A number of long-term disaster volunteers are retired people, but Concannon says that many working people are also raising their hands to help out on this unprecedented disaster.
She offers an important caveat for anyone planning to leave work to help out: "Don’t schedule a two week vacation now." Volunteers may be asked to leave immediately, or they may not be sent for weeks, or maybe even months. The need is expected to stretch on until well into the fall – or longer.
In addition to volunteers able to spend two weeks in the field, the Princeton chapter badly needs stay-at-home volunteers to help with the phones. Offers of donations and ideas for fundraisers are lighting up the organization’s switchboard. The telephone traffic is a good thing, and Concannon encourages anyone who is able to help out with a monetary donation to call the 609-951-8550 number. Anyone able to spend time answering those phones can volunteer at that number, too.
Other news stories undoubtedly will knock Katrina off the front pages long before the hurricane’s victims are restored to anything like normal life. But the Red Cross will be there throughout. "This is a very long-term relief effort," says Concannon. "It’s only going to get more intense, I’m sure."

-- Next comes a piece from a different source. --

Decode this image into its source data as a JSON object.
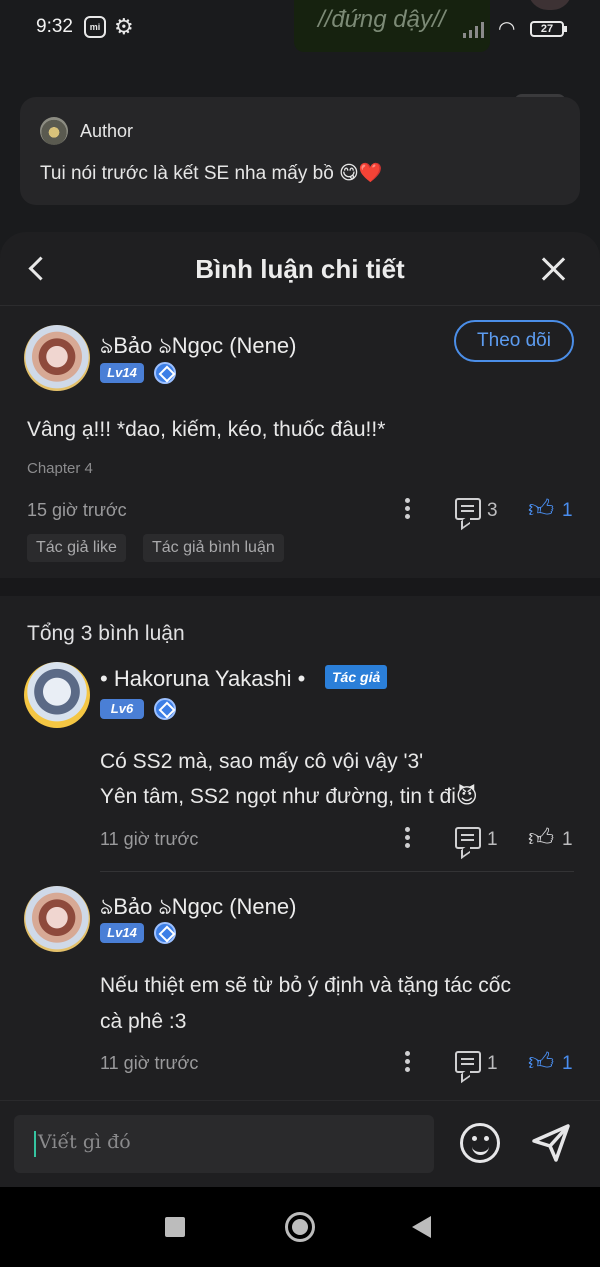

In a final word of advice, she suggests that checks to the Red Cross be made out to its Disaster Relief Fund, rather than earmarked specifically for aid to Katrina’s victims. Donors are free to do the latter, she stresses, but explains that money put in the general fund is ready to go.

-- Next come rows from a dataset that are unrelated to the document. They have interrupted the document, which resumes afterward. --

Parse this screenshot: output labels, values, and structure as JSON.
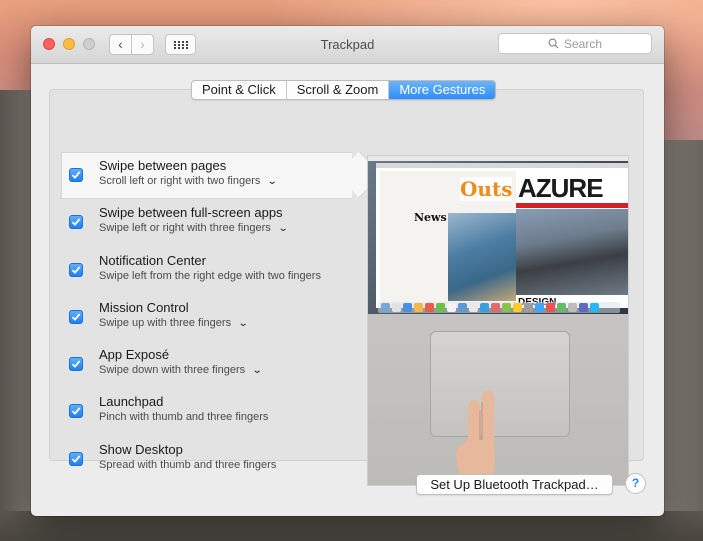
{
  "window": {
    "title": "Trackpad"
  },
  "toolbar": {
    "back_icon": "chevron-left-icon",
    "forward_icon": "chevron-right-icon",
    "grid_icon": "show-all-grid-icon",
    "search_placeholder": "Search",
    "search_icon": "search-icon"
  },
  "tabs": [
    {
      "label": "Point & Click",
      "active": false
    },
    {
      "label": "Scroll & Zoom",
      "active": false
    },
    {
      "label": "More Gestures",
      "active": true
    }
  ],
  "gestures": [
    {
      "title": "Swipe between pages",
      "subtitle": "Scroll left or right with two fingers",
      "checked": true,
      "has_menu": true,
      "selected": true
    },
    {
      "title": "Swipe between full-screen apps",
      "subtitle": "Swipe left or right with three fingers",
      "checked": true,
      "has_menu": true
    },
    {
      "title": "Notification Center",
      "subtitle": "Swipe left from the right edge with two fingers",
      "checked": true,
      "has_menu": false
    },
    {
      "title": "Mission Control",
      "subtitle": "Swipe up with three fingers",
      "checked": true,
      "has_menu": true
    },
    {
      "title": "App Exposé",
      "subtitle": "Swipe down with three fingers",
      "checked": true,
      "has_menu": true
    },
    {
      "title": "Launchpad",
      "subtitle": "Pinch with thumb and three fingers",
      "checked": true,
      "has_menu": false
    },
    {
      "title": "Show Desktop",
      "subtitle": "Spread with thumb and three fingers",
      "checked": true,
      "has_menu": false
    }
  ],
  "preview": {
    "mag_a_logo": "Outs",
    "mag_a_heading": "News",
    "mag_b_logo": "AZURE",
    "mag_b_heading": "DESIGN"
  },
  "footer": {
    "setup_label": "Set Up Bluetooth Trackpad…",
    "help_label": "?"
  },
  "colors": {
    "accent": "#2e8ef7",
    "close": "#fc605c",
    "minimize": "#fdbc40"
  }
}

No one wants to think too much about it, but the fact is, Concannon points out, "We are only halfway through hurricane season."

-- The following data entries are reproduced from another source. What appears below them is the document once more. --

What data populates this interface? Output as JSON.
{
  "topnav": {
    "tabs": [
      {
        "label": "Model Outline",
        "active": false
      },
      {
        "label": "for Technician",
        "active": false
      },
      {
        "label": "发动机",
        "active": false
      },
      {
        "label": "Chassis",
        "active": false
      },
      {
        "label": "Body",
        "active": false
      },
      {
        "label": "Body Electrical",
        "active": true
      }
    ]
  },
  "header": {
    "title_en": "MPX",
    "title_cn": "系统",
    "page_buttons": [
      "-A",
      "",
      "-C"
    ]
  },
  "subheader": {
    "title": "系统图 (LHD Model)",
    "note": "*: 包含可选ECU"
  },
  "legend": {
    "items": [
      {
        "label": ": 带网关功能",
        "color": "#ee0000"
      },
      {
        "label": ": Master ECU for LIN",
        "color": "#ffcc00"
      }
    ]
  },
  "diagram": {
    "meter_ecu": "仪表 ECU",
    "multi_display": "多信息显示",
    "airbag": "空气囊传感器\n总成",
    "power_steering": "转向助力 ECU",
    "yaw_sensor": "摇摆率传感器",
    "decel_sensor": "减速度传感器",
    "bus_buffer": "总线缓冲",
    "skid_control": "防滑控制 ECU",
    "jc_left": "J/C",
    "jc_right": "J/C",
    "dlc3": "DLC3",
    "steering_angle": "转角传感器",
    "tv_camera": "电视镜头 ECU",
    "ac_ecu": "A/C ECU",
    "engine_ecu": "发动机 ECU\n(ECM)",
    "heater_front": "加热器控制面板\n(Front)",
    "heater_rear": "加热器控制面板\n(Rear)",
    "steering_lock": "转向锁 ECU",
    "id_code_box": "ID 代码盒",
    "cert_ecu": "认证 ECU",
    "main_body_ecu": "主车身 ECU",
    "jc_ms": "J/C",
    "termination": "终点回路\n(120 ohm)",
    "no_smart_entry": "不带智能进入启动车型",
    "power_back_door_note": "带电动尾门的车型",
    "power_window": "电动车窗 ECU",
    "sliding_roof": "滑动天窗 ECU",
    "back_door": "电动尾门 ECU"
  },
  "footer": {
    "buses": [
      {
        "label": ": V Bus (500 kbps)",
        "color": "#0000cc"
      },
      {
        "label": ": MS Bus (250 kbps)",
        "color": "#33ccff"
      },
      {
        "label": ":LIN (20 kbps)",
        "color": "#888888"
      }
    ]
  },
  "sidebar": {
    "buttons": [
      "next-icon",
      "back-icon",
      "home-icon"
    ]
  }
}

Governor Codey is also looking for good men and women to help out in the recovery effort, and specifically, is asking those with medical training to consider long-term relocation to hard-hit areas of the Southeast.
Under his direction, the Department of Health and Senior Services is surveying the availability of qualified individuals, especially physicians, nurses, and respiratory therapists working in state agencies, including Rutgers University and the University of Dentistry and Medicine of New Jersey. Also in demand for the recovery effort are environmental health specialists, industrial hygienists, laboratory technicians, vital records administrators, and communications specialists.
The New Jersey Institute of Technology (NJIT) will offer "visiting student" status this fall semester to students attending colleges and universities in the areas affected by Hurricane Katrina. Such status means that students will have the option of attending classes at NJIT and then transfer credits to their home institutions.
"We understand that it may be some time before the universities are back in full swing," said Robert A. Altenkirch, president of NJIT and former vice president for research at Mississippi State University, in a prepared statement. "A significant percentage of the affected student population is from the New York/New Jersey region. We’d like to help. I lived and worked in Mississippi for many years and my heart goes out to the people who are suffering as a result of the devastation this storm has delivered. The admissions office at NJIT is opening enrollment to students affected by the storm on a space-available basis."
Students wishing to enroll should contact NJIT Director of Admissions Kathryn Kelly, 973-596-3301, email@example.com. Earlier is better since the NJIT semester started on Thursday, September 1, but NJIT will continue to accept student registrations through Thursday, September 15.